__Exercise requirements__: Report every line from the material that contains the word "size".

__Data for review__:
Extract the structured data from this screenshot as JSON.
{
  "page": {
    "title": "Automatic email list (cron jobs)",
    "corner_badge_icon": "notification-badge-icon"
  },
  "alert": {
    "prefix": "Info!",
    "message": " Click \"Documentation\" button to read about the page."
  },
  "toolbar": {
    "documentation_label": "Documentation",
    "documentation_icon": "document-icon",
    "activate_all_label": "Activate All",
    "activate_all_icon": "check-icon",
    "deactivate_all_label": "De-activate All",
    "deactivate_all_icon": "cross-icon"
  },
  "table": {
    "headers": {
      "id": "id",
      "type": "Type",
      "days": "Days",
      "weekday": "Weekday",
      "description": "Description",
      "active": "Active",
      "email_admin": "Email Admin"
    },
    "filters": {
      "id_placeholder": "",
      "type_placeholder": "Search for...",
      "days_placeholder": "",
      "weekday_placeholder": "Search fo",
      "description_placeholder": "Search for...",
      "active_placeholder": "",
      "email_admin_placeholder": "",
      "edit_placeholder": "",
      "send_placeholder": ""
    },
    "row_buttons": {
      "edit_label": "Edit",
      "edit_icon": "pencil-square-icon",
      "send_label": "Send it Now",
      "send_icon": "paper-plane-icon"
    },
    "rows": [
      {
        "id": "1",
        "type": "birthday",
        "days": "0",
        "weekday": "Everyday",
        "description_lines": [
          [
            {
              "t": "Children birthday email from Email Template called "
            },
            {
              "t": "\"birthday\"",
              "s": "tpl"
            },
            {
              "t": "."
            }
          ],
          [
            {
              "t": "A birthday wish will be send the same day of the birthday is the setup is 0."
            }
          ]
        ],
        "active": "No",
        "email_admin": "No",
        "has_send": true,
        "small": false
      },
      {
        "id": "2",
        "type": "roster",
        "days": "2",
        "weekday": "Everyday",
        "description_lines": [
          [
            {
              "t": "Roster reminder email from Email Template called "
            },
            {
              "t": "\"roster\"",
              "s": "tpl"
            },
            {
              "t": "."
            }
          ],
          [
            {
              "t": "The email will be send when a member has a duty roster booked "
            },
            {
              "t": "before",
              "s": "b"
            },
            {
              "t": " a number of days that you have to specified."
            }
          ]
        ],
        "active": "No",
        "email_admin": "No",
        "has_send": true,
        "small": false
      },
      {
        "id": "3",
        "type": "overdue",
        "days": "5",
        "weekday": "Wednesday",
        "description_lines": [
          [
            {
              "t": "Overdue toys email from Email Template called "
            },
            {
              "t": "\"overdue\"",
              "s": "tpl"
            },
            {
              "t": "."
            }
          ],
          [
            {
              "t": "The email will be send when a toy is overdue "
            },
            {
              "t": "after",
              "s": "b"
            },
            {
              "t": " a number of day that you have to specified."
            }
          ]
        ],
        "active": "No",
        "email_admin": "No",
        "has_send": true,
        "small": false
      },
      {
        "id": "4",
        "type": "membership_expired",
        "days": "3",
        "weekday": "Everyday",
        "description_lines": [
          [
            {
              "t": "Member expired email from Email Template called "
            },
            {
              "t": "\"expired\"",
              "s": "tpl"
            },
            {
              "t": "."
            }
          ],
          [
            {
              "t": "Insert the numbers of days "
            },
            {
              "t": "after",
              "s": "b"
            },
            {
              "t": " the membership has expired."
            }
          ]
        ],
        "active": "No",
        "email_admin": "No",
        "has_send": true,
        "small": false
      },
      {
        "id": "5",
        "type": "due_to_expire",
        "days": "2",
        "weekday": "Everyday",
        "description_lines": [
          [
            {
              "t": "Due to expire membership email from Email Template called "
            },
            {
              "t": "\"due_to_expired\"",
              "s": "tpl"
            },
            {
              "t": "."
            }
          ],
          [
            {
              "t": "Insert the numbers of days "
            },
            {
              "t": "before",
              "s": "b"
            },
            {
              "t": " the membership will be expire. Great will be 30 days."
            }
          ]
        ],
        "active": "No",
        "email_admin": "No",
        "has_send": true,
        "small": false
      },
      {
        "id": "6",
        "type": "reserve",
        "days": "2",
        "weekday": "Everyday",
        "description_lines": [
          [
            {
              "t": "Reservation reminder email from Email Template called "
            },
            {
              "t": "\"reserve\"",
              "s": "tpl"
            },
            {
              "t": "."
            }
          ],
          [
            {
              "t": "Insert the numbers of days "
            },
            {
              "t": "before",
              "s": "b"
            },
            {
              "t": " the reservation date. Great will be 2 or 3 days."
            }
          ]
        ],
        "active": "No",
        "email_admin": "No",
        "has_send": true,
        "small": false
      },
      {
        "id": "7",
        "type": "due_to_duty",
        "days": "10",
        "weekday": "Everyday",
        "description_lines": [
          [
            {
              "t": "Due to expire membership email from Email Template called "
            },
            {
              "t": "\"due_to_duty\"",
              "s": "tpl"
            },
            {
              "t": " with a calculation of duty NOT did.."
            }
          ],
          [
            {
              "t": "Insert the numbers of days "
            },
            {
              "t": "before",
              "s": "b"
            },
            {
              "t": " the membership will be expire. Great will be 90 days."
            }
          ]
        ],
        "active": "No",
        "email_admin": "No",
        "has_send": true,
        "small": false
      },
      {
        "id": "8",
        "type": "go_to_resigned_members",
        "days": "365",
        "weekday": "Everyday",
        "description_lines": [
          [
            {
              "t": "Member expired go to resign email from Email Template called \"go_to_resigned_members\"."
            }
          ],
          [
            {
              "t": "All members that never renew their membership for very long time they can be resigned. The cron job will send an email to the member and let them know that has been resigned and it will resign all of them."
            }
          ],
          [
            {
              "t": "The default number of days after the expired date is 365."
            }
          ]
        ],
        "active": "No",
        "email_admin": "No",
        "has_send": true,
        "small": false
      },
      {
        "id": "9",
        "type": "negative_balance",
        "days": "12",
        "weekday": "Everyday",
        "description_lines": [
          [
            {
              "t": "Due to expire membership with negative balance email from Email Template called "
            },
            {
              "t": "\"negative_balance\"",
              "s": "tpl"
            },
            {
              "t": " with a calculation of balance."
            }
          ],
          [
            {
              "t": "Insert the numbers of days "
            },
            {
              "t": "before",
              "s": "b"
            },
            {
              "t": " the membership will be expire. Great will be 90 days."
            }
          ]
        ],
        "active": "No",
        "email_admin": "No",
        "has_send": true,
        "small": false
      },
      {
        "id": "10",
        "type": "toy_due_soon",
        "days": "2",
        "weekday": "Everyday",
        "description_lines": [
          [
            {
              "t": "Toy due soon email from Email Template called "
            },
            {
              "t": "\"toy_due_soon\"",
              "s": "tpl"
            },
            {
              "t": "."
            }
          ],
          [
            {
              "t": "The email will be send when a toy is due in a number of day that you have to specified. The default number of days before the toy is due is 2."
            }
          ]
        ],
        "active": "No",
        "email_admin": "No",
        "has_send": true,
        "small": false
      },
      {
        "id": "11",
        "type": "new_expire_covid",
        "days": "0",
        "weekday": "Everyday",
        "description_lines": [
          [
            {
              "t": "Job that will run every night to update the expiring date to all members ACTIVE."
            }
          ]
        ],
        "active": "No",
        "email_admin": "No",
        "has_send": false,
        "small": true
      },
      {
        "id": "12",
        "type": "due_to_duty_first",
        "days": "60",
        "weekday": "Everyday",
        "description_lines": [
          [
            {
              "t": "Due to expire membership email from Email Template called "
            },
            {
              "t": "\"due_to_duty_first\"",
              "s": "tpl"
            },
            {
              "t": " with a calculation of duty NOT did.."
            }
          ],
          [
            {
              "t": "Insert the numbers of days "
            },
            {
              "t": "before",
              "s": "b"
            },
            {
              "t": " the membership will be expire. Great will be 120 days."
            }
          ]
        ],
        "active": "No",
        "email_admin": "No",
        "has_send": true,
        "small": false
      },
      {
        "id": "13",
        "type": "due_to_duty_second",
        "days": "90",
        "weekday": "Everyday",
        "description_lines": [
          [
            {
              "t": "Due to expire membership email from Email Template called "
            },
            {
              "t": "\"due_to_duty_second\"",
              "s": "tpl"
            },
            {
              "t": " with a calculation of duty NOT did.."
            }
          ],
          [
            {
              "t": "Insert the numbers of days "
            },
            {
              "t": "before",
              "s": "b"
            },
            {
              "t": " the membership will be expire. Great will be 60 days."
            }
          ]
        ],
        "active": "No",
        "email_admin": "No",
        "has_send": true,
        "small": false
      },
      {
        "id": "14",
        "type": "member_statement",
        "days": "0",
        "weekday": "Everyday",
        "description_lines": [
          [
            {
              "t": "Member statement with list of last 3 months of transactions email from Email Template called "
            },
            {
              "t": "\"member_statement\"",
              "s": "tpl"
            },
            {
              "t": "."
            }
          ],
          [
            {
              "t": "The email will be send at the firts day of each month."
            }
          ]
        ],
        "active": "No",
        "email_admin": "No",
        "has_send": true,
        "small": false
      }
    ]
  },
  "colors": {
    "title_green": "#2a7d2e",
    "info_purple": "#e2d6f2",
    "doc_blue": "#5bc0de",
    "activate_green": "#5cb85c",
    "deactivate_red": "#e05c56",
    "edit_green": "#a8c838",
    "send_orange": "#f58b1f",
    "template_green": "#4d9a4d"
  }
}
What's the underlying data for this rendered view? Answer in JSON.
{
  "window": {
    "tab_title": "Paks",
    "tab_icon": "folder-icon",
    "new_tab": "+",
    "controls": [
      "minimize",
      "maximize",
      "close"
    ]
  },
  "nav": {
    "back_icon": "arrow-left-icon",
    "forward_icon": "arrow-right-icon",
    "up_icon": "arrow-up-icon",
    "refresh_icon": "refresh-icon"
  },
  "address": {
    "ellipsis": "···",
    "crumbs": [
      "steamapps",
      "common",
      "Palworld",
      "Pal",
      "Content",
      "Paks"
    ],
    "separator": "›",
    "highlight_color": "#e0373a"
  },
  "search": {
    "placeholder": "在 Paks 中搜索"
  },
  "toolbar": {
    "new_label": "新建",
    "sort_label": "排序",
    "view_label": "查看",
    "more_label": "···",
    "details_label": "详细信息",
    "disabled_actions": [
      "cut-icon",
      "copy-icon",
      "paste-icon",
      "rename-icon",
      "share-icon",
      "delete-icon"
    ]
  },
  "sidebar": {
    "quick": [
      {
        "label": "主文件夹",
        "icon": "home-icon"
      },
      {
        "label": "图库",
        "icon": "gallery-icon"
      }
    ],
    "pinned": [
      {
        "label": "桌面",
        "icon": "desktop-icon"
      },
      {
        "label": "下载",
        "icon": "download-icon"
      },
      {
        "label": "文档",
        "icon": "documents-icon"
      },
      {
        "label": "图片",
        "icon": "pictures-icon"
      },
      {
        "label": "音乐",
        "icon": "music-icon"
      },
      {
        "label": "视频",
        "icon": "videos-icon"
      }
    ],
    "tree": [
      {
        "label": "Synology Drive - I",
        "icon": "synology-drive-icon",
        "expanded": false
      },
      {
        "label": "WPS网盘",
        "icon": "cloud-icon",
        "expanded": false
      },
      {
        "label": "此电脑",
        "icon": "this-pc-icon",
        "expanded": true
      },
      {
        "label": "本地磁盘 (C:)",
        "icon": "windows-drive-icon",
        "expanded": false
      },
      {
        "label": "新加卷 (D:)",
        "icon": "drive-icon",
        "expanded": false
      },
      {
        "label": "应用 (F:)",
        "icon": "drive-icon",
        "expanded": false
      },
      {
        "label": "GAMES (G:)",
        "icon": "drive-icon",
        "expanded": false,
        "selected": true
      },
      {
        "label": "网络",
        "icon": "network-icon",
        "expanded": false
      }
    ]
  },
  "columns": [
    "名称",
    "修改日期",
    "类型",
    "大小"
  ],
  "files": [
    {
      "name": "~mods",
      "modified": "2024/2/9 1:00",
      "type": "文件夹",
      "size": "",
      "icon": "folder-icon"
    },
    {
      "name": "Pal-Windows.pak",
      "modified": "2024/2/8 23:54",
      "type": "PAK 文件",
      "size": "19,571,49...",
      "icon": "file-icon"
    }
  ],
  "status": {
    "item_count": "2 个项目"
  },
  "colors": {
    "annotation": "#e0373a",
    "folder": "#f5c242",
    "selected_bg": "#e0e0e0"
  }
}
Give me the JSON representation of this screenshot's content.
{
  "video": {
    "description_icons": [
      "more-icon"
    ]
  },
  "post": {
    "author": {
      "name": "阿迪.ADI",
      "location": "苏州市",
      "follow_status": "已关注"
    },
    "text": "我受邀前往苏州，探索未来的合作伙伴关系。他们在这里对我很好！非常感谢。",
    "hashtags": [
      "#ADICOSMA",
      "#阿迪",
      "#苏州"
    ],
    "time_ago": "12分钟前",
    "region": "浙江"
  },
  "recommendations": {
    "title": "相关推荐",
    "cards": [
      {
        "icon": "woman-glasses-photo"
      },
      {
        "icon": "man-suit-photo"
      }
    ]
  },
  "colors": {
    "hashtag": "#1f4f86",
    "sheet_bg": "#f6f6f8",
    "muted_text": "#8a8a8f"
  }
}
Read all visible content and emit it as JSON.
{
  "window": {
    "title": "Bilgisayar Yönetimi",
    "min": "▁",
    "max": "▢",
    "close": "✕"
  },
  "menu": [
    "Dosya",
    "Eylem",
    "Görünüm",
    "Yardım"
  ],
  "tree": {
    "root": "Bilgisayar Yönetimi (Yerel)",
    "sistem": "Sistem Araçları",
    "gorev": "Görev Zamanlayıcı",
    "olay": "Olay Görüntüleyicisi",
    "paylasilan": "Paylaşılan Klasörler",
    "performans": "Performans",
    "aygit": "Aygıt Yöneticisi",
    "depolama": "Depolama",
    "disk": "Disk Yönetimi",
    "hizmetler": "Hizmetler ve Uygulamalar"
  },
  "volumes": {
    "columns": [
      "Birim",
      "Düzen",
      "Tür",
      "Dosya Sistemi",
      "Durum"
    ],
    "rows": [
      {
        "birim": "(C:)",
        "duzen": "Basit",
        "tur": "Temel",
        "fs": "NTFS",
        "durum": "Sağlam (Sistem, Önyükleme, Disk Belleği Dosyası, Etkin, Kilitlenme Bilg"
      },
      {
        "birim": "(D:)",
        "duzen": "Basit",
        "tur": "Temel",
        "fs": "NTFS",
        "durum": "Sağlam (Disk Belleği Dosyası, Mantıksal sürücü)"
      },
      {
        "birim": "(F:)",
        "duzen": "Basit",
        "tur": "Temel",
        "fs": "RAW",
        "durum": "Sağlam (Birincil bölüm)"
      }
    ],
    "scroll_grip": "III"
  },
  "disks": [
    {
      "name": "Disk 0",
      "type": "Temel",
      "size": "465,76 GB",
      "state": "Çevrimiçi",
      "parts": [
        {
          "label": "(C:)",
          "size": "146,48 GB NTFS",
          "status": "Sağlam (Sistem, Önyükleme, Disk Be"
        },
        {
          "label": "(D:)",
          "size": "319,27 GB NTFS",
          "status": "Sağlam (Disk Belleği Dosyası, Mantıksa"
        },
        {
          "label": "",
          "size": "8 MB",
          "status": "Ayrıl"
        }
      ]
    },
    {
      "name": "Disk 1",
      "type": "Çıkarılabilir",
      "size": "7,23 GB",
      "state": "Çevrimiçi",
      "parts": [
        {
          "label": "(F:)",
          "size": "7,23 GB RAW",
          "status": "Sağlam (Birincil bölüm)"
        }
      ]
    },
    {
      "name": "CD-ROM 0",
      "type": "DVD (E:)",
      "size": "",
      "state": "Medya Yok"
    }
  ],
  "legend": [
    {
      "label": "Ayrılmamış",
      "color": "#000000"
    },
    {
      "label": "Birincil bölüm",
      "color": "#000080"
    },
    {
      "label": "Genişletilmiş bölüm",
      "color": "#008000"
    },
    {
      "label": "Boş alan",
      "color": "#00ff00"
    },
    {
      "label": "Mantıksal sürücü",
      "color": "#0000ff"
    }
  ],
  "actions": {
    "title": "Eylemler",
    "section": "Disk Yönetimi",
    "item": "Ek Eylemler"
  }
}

__Completed exercise__:
      "size": "",
      "size": "19,571,49...",
      "size": "465,76 GB",
          "size": "146,48 GB NTFS",
          "size": "319,27 GB NTFS",
          "size": "8 MB",
      "size": "7,23 GB",
          "size": "7,23 GB RAW",
      "size": "",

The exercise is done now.